I've emailed Mirko Boeddecker of Adox to see if he can suggest a supplier. The project I have on the go is a 17th century stable block where there are dark interiors and daylight shining in through broken windows. I really can't think of a better film combination than CHS 100 II and HRX for this which is why I'm happy to wait until I can get some roll film.
I'll be getting more Acurol-N for sale in due course and will let you know when it's here but in the meantime you might want to consider HRX as an alternative. I think I said in an earlier post that I'm going to concentrate on Tri X in Acurol-N for my "dull day" photography and CHS 100 II and HRX for everything else and the more I use these combinations, the happier I am with my choices.
Whilst I'm on the subject of Spur products, I have to say that the print developers - Cool Black and Acurol-P - and warm tone additive Acurol-W have not exactly set the heather on fire. Perhaps photographers are happy to try new film developers to see what effect they have on their negatives but think all print developers are pretty much the same. Or maybe it's just a reflection on the size of the darkroom market. It certainly looks to me as if the vast majority of film photographers are only scanning their negatives. (Click here if you'd like a quick run-down on the qualities of the Spur products I sell.)
In terms of keeping the film market going, it's obviously great that people are still using 35mm, medium format and large format.
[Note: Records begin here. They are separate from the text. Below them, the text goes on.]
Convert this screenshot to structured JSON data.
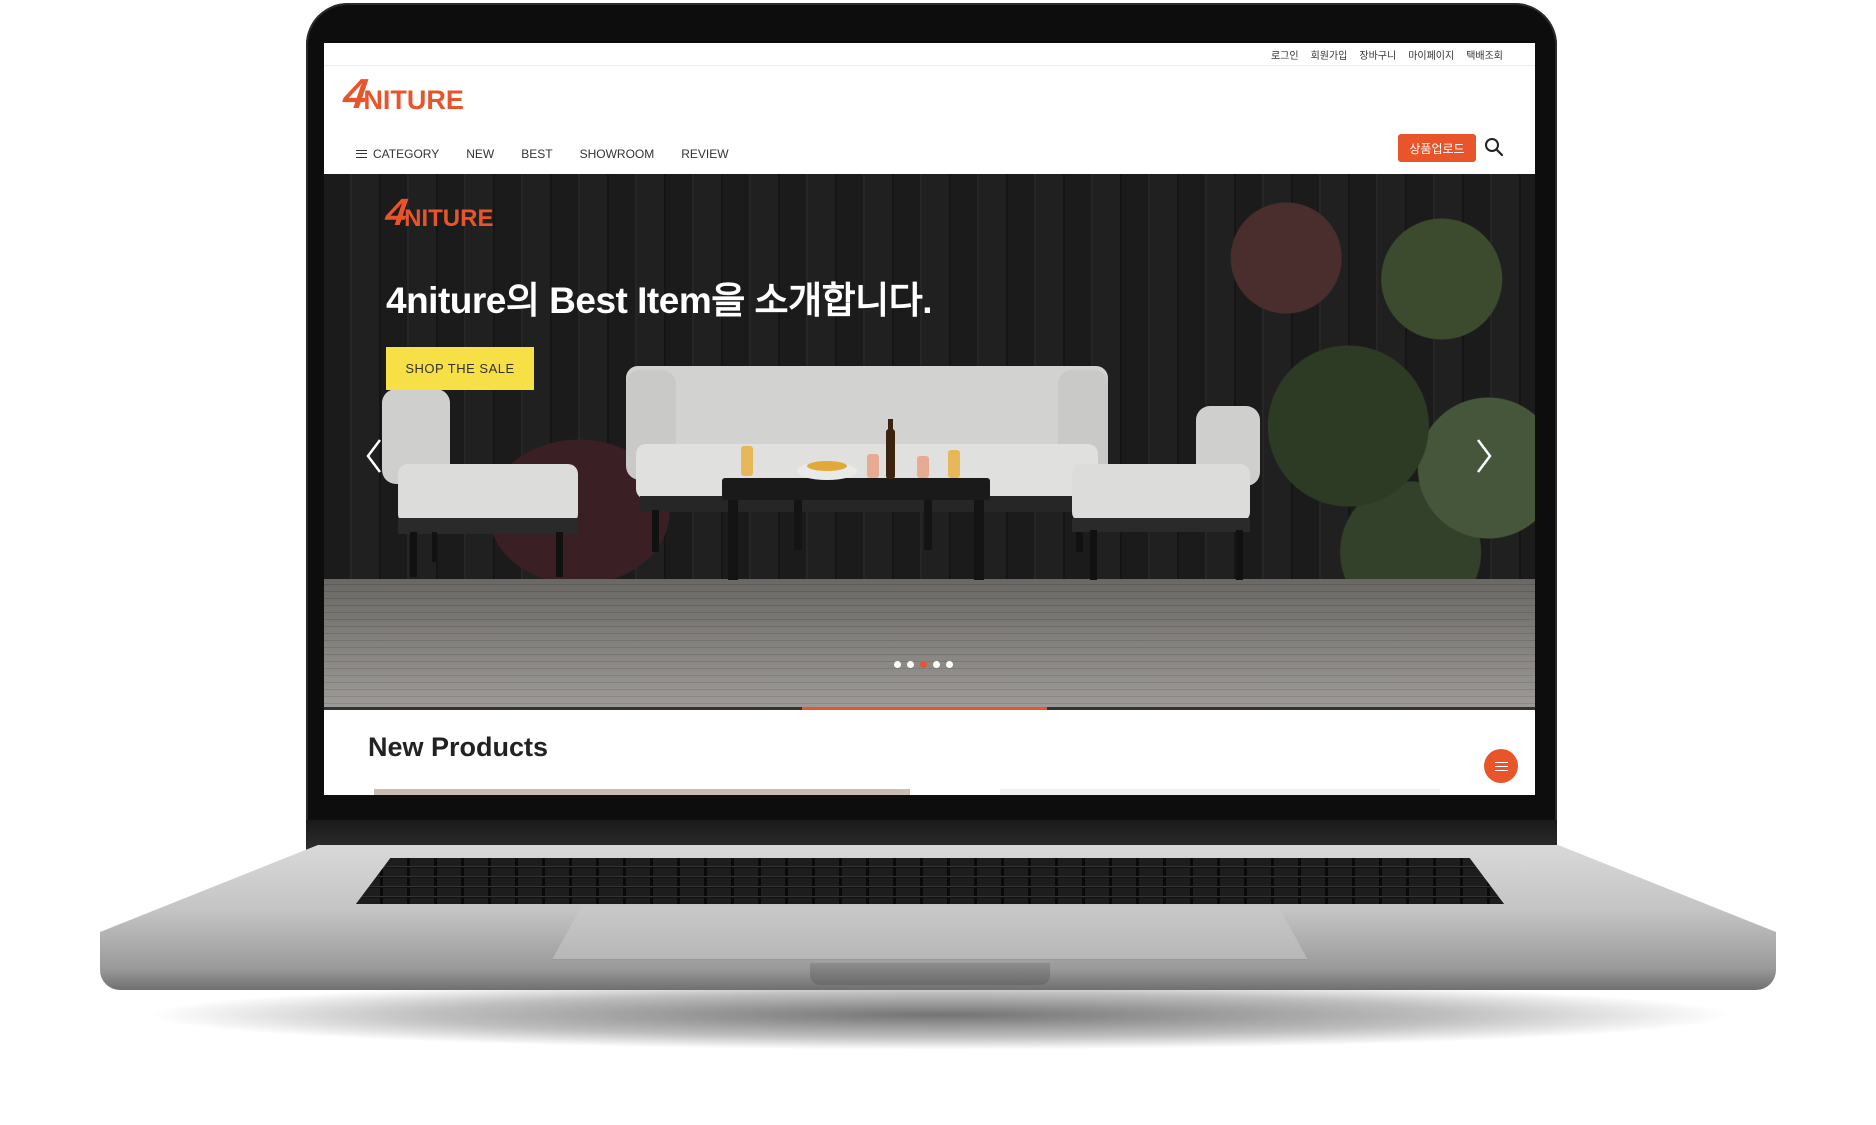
{
  "utility_links": [
    "로그인",
    "회원가입",
    "장바구니",
    "마이페이지",
    "택배조회"
  ],
  "logo": {
    "mark": "4",
    "word": "NITURE"
  },
  "nav": {
    "category": "CATEGORY",
    "items": [
      "NEW",
      "BEST",
      "SHOWROOM",
      "REVIEW"
    ]
  },
  "upload_button": "상품업로드",
  "hero": {
    "logo_mark": "4",
    "logo_word": "NITURE",
    "title": "4niture의 Best Item을 소개합니다.",
    "cta": "SHOP THE SALE",
    "slide_count": 5,
    "active_slide": 3
  },
  "section": {
    "title": "New Products"
  },
  "colors": {
    "accent": "#e8552a",
    "cta": "#f7e046"
  },
  "icons": [
    "menu-icon",
    "search-icon",
    "chevron-left-icon",
    "chevron-right-icon",
    "floating-menu-icon"
  ]
}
However, unless you're also printing in the darkroom, you really aren't getting the most from the medium.
Old hands know this but if only younger photographers who grew up during the digital age could realise how much they're missing by not working in the darkroom then perhaps we'd see a real renaissance in the film market.